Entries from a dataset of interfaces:
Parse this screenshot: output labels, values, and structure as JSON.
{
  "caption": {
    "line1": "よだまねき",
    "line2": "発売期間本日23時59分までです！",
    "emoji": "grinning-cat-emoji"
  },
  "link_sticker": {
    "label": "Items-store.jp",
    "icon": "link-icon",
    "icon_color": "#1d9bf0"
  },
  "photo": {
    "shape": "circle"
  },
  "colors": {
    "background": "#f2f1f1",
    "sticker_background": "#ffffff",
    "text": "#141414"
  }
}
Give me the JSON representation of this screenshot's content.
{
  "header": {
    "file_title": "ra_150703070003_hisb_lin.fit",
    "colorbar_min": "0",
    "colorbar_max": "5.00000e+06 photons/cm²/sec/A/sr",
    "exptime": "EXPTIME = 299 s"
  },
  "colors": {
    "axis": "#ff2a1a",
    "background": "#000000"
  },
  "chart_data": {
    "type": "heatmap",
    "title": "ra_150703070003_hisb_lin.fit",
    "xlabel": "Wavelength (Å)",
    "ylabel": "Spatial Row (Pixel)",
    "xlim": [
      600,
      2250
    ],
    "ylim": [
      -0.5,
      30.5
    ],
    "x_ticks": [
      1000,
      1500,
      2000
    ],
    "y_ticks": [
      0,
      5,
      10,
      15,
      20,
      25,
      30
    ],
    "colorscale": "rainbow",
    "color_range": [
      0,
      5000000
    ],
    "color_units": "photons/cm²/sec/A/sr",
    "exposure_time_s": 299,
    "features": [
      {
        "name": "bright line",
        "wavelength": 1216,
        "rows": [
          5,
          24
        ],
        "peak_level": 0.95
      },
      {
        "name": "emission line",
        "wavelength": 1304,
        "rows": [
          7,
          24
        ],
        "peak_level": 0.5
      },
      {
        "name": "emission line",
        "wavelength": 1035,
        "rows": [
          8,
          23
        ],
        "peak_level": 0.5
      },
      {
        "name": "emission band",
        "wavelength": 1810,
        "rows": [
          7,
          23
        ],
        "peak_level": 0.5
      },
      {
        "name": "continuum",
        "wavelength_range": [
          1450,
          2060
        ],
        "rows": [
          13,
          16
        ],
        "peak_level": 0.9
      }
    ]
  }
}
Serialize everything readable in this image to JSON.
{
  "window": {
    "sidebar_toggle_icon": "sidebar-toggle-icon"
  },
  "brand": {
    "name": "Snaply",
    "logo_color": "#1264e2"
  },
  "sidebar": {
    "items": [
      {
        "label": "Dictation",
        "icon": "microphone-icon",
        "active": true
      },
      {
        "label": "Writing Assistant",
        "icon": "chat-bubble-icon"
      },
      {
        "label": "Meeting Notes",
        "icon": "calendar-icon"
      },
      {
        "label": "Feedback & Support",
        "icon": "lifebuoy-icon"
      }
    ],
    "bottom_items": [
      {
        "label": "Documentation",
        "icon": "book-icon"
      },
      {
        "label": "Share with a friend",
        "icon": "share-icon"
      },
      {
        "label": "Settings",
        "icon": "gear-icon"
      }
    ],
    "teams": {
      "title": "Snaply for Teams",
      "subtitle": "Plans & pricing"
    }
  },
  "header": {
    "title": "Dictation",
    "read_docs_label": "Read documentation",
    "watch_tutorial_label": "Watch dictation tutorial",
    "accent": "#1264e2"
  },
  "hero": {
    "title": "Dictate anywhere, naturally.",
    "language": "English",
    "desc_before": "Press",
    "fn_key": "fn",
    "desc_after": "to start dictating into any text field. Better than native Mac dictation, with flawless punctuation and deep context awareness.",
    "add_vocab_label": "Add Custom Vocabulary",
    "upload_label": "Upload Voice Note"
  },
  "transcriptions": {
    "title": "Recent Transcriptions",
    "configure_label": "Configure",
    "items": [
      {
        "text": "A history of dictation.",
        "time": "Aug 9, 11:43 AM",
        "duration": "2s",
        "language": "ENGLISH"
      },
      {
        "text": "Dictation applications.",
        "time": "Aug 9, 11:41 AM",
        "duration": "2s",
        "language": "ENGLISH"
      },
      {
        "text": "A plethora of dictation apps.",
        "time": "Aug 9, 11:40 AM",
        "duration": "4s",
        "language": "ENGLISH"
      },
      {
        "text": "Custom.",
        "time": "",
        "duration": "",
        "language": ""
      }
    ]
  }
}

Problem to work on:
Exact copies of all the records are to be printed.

Solution for this task:
Parse this screenshot: output labels, values, and structure as JSON.
{
  "caption": {
    "line1": "よだまねき",
    "line2": "発売期間本日23時59分までです！",
    "emoji": "grinning-cat-emoji"
  },
  "link_sticker": {
    "label": "Items-store.jp",
    "icon": "link-icon",
    "icon_color": "#1d9bf0"
  },
  "photo": {
    "shape": "circle"
  },
  "colors": {
    "background": "#f2f1f1",
    "sticker_background": "#ffffff",
    "text": "#141414"
  }
}
Give me the JSON representation of this screenshot's content.
{
  "header": {
    "file_title": "ra_150703070003_hisb_lin.fit",
    "colorbar_min": "0",
    "colorbar_max": "5.00000e+06 photons/cm²/sec/A/sr",
    "exptime": "EXPTIME = 299 s"
  },
  "colors": {
    "axis": "#ff2a1a",
    "background": "#000000"
  },
  "chart_data": {
    "type": "heatmap",
    "title": "ra_150703070003_hisb_lin.fit",
    "xlabel": "Wavelength (Å)",
    "ylabel": "Spatial Row (Pixel)",
    "xlim": [
      600,
      2250
    ],
    "ylim": [
      -0.5,
      30.5
    ],
    "x_ticks": [
      1000,
      1500,
      2000
    ],
    "y_ticks": [
      0,
      5,
      10,
      15,
      20,
      25,
      30
    ],
    "colorscale": "rainbow",
    "color_range": [
      0,
      5000000
    ],
    "color_units": "photons/cm²/sec/A/sr",
    "exposure_time_s": 299,
    "features": [
      {
        "name": "bright line",
        "wavelength": 1216,
        "rows": [
          5,
          24
        ],
        "peak_level": 0.95
      },
      {
        "name": "emission line",
        "wavelength": 1304,
        "rows": [
          7,
          24
        ],
        "peak_level": 0.5
      },
      {
        "name": "emission line",
        "wavelength": 1035,
        "rows": [
          8,
          23
        ],
        "peak_level": 0.5
      },
      {
        "name": "emission band",
        "wavelength": 1810,
        "rows": [
          7,
          23
        ],
        "peak_level": 0.5
      },
      {
        "name": "continuum",
        "wavelength_range": [
          1450,
          2060
        ],
        "rows": [
          13,
          16
        ],
        "peak_level": 0.9
      }
    ]
  }
}
Serialize everything readable in this image to JSON.
{
  "window": {
    "sidebar_toggle_icon": "sidebar-toggle-icon"
  },
  "brand": {
    "name": "Snaply",
    "logo_color": "#1264e2"
  },
  "sidebar": {
    "items": [
      {
        "label": "Dictation",
        "icon": "microphone-icon",
        "active": true
      },
      {
        "label": "Writing Assistant",
        "icon": "chat-bubble-icon"
      },
      {
        "label": "Meeting Notes",
        "icon": "calendar-icon"
      },
      {
        "label": "Feedback & Support",
        "icon": "lifebuoy-icon"
      }
    ],
    "bottom_items": [
      {
        "label": "Documentation",
        "icon": "book-icon"
      },
      {
        "label": "Share with a friend",
        "icon": "share-icon"
      },
      {
        "label": "Settings",
        "icon": "gear-icon"
      }
    ],
    "teams": {
      "title": "Snaply for Teams",
      "subtitle": "Plans & pricing"
    }
  },
  "header": {
    "title": "Dictation",
    "read_docs_label": "Read documentation",
    "watch_tutorial_label": "Watch dictation tutorial",
    "accent": "#1264e2"
  },
  "hero": {
    "title": "Dictate anywhere, naturally.",
    "language": "English",
    "desc_before": "Press",
    "fn_key": "fn",
    "desc_after": "to start dictating into any text field. Better than native Mac dictation, with flawless punctuation and deep context awareness.",
    "add_vocab_label": "Add Custom Vocabulary",
    "upload_label": "Upload Voice Note"
  },
  "transcriptions": {
    "title": "Recent Transcriptions",
    "configure_label": "Configure",
    "items": [
      {
        "text": "A history of dictation.",
        "time": "Aug 9, 11:43 AM",
        "duration": "2s",
        "language": "ENGLISH"
      },
      {
        "text": "Dictation applications.",
        "time": "Aug 9, 11:41 AM",
        "duration": "2s",
        "language": "ENGLISH"
      },
      {
        "text": "A plethora of dictation apps.",
        "time": "Aug 9, 11:40 AM",
        "duration": "4s",
        "language": "ENGLISH"
      },
      {
        "text": "Custom.",
        "time": "",
        "duration": "",
        "language": ""
      }
    ]
  }
}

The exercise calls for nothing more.